A group of women gathered on Saturday in Zouk Mosbeh, Keserwan, and marched towards the Lebanese capital Beirut, to vent their anger at the deteriorating living conditions in the country.
The women, who toured several regions including Bechara Al-Khoury, Al-Ring, Al-Saifi, An-Nahar and the port area, protested against “the economic, health, social and living conditions and against the continuous immigration of young men from Lebanon.”
They lifted banners denouncing “the tragic situations that the country has reached and the officials’ delay in finding solutions to this general meltdown.”
“May God help a country that fights the epidemic, as much as stupidity, high prices and brazenness,” one protester said.
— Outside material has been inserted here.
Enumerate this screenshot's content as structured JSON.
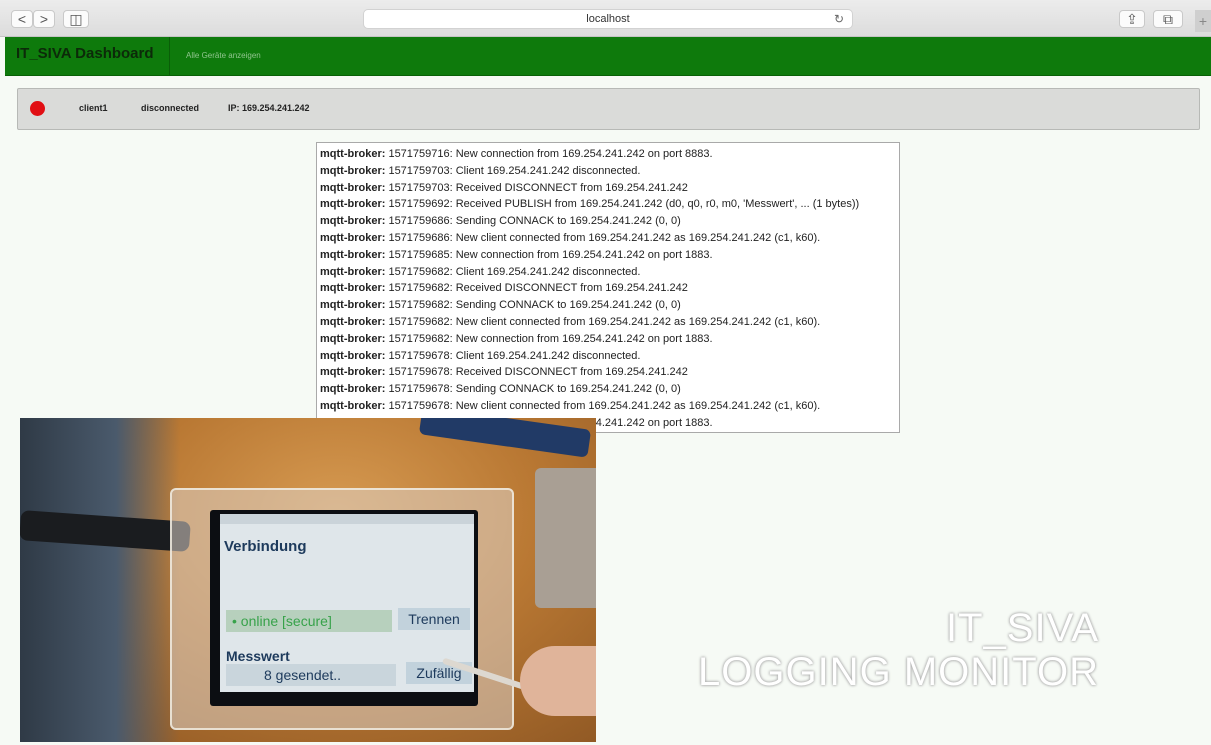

Lebanon’s pound currency has crashed almost 85 percent since late 2019 in a financial meltdown that poses the biggest threat to stability since the 1975-1990 civil war.
Crushed under a mountain of debt, Lebanon is grappling with a crisis that has wiped out jobs, raised warnings of growing hunger and locked people out of their bank deposits.